Last friday, the Clean Energy Stimulus Act of 2008 was introduced to the US Senate. I was encouraged to hear about this as I have been interested in a new solar facility that is being proposed in Arizona.
The Spanish firm Abengoa has recently finalized a deal with the Arizona Public Services Company to build what would be the largest concentrating solar facility in the world. Rated at 280 MW, the facility (named Solana) is planned to be built about 70 miles outside of Pheonix. But it seems that the facility could be completely scrapped if the renewable tax credit for solar is not renewed.
The Solana plant uses parabolic trough mirrors to heat a fluid that then will boil water and run a turbine. As we all know, photovoltaic's are limited by a solar-to-thermal efficiency. The concentrated solar mirrors do not suffer from the same phenomenon. Also, the hot fluid will be used to heat molten salt in a large insulated tank. So, the hot salt can be stored and used after the sun goes down to create more steam and electricity. (very cool idea)
From what I've read, it's hard for companies to invest large amounts of money into these type of renewable facilities when it's unknown whether or not the tax credit will be around in the future. With the credit, such large facilities are economically reasonable, but without the credit they are not good investments by any means.
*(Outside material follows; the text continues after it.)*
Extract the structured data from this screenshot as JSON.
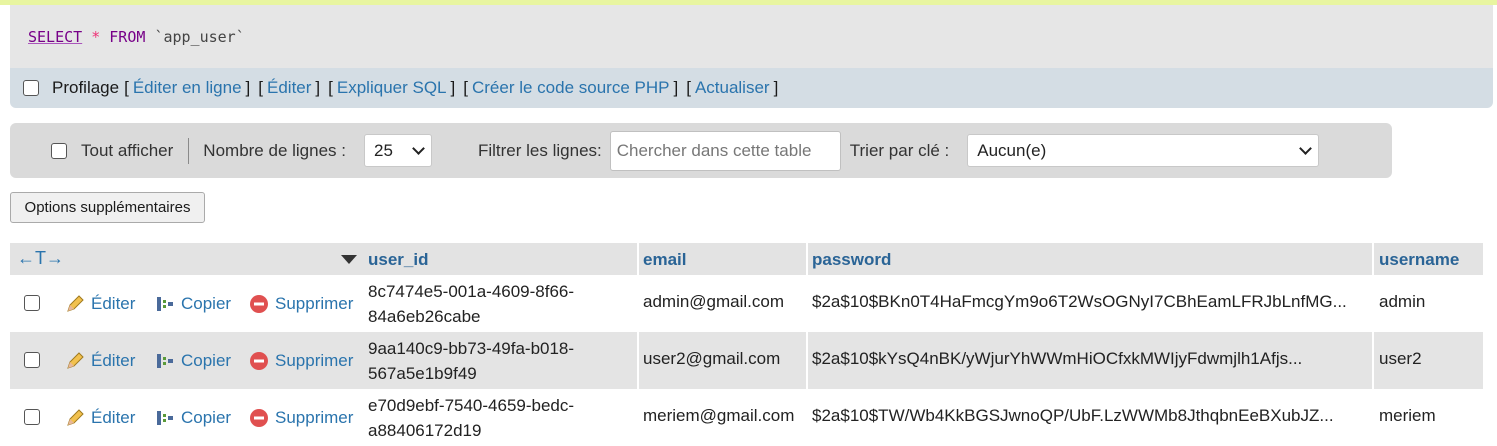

So, it particularly interested me that the proposed bill to renew the renewable energy tax credit would extend the commercial investment tax credit for solar eight years...not one or two...but eight! It about time the government made a more substantial incentive for renewable energy. Let's hope that the bill gets passed soon and more projects like Solana are developed here in the US.